Tally up the lines in the following entries where the string "icon" appears, and answer with the number alone.

• • • • • • •

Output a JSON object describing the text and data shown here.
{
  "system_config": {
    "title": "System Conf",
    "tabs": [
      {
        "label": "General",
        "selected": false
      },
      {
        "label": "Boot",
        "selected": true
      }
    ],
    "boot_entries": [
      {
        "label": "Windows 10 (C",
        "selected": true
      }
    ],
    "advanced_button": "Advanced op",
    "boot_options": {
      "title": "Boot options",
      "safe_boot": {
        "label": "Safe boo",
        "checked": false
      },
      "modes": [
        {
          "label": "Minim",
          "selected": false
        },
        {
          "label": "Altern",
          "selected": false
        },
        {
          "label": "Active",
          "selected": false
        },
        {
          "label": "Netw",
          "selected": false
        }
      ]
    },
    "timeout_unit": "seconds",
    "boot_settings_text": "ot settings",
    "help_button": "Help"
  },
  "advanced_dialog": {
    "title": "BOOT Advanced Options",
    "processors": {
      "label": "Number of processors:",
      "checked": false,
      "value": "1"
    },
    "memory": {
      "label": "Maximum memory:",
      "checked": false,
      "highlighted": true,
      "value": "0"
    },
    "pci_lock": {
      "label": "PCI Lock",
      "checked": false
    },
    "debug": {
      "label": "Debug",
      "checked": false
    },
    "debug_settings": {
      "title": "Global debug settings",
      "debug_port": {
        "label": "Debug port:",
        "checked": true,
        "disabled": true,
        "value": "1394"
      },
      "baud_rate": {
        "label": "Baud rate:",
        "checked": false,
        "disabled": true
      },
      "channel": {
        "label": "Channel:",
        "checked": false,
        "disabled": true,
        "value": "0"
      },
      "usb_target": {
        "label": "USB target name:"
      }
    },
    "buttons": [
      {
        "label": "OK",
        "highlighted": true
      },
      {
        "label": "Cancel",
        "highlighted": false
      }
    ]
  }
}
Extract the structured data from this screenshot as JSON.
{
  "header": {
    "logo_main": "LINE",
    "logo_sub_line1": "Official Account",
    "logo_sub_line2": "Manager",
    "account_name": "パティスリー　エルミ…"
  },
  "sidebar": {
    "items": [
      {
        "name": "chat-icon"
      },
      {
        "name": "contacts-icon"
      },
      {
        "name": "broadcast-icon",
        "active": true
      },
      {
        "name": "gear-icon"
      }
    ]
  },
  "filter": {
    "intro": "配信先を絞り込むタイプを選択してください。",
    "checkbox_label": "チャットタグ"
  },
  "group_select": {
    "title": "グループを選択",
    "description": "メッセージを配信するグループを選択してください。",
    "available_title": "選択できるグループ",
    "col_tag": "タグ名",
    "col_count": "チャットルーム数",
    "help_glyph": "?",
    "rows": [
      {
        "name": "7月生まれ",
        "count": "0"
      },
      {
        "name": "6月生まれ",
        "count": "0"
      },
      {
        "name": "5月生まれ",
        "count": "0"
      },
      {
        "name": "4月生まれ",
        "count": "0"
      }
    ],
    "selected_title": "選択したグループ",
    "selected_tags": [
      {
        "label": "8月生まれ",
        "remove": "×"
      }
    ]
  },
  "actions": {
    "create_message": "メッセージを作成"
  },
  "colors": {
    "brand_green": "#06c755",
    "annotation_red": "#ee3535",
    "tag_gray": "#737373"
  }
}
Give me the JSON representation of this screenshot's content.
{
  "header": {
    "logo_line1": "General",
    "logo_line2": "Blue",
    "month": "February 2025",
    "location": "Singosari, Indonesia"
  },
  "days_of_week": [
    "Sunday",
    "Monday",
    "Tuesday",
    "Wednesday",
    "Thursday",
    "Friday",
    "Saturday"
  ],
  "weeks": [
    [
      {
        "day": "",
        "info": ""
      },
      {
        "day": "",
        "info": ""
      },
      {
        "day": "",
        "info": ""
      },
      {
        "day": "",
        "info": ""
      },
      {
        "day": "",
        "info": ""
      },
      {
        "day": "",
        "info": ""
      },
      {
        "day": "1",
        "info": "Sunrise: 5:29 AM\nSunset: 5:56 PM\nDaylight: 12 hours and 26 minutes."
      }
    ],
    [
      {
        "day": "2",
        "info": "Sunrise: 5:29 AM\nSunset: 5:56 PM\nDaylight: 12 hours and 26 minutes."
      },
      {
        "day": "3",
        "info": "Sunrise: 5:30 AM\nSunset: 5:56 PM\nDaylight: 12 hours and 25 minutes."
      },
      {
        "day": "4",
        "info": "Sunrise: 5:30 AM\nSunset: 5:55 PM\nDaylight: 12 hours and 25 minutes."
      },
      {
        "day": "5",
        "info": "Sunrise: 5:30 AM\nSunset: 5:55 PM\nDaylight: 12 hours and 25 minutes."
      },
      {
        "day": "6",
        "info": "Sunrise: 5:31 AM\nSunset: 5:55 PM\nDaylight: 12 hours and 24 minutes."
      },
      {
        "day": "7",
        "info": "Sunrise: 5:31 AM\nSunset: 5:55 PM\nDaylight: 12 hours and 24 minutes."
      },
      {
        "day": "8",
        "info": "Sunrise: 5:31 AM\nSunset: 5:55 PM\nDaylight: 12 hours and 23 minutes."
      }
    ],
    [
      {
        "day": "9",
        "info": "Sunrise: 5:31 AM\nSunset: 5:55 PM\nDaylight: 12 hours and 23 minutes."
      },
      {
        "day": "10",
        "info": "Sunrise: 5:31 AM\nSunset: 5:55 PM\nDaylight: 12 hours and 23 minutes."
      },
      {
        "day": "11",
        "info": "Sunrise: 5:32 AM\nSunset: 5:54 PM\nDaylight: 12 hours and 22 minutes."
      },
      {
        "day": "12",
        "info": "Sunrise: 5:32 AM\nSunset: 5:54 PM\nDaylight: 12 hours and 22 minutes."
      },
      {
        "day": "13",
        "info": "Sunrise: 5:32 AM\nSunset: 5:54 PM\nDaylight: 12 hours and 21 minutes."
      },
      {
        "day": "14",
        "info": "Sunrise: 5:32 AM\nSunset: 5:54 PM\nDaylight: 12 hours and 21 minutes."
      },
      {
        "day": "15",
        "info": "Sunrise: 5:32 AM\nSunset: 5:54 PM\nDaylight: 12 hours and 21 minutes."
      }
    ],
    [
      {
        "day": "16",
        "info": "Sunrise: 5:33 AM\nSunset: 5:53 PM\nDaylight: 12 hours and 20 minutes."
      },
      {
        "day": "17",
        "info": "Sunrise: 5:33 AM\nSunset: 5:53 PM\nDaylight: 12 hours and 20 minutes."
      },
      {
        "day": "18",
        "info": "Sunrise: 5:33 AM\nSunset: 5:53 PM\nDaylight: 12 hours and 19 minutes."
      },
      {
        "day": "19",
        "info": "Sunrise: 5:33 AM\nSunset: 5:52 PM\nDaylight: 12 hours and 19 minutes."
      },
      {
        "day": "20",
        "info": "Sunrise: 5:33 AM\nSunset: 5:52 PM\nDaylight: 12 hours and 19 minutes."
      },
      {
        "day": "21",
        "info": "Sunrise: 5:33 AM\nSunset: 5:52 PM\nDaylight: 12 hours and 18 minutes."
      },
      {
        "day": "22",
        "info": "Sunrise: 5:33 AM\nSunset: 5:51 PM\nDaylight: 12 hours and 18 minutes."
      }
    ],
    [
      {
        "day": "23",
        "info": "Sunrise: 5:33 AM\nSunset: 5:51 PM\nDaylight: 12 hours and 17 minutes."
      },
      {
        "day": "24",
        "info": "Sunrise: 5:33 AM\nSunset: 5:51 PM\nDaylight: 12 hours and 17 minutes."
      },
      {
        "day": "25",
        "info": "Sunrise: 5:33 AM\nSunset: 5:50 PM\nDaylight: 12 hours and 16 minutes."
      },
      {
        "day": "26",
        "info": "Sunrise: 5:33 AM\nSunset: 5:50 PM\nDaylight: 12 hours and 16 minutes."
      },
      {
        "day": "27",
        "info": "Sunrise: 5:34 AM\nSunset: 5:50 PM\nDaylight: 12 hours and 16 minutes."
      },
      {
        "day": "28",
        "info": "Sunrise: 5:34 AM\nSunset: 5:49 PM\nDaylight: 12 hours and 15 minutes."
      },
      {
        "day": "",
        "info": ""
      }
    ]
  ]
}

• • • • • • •

> [ANSWER TO THIS EXERCISE]: 4